It would therefore be beneficial to have variable level sizes to dynamically adapt and create the most efficient lookup possible given the address space layout of a process. For example, if you knew your process was only going map pages 0x123 (100100011) and 0x124 (100100100) a good option would be to make your top-level only two entries (i.e. check the top bit) with a guard on the entry at index 0x1 of 00100. You then need a second level with 8 pointers to differentiate the remaining 3 bits (each of these would be final and hence point directly to a physical page).

The more pages you start mapping, the less bits you can discard with the guard. If you follow this through to a guard of 0 bits you end up with a linear page-table.

It has been shown (Elphinstone, 1999) that fixed level sizes with 16 entries tends to work well. For a 32-bit address-space with 4KiB pages (e.g. 12 bits offset) this leaves 20 bits to be mapped by the page-tables; with each level mapping 24 bits this means a 5 level tree. The guard values provide enough path-compression that the table is not constantly walked.
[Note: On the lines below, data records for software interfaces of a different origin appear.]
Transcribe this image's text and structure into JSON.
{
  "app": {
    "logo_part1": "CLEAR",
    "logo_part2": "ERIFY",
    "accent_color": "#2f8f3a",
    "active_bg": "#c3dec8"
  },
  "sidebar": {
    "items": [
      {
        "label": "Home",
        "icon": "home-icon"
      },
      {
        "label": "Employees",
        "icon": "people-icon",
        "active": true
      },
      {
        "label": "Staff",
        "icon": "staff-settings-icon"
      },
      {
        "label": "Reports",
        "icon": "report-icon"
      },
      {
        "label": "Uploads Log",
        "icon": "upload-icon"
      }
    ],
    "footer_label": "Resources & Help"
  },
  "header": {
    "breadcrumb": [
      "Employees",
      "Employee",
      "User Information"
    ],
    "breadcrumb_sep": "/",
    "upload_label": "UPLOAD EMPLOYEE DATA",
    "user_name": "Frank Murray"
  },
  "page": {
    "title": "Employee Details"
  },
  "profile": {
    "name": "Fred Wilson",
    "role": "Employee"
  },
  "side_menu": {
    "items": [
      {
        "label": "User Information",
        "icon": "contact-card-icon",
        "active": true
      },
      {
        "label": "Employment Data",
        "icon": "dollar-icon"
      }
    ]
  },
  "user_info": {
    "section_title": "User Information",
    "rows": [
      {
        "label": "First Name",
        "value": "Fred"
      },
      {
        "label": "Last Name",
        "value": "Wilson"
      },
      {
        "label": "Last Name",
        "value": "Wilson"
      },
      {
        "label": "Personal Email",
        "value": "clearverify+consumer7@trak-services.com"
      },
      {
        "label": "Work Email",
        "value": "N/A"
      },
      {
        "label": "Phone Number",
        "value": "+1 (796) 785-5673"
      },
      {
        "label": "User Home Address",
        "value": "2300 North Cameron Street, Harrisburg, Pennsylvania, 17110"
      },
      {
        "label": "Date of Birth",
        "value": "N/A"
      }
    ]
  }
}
The disadvantage is that it may "over-allocate" meaning more space is dedicated to page-tables than strictly required.

Deciding where and when to split levels, what size indexes to put at each level and updating all the guard values dynamically to make the smallest, most efficient page-table would create a variable-radix page-table (Szmajda and Heiser, 2003).

In summary, a guarded page-table is more useful the more sparse your address space is. A variable-radix guarded page-table is complex, but could offer advantages for implementing variable page-size support and thus having positive effects on TLB coverage.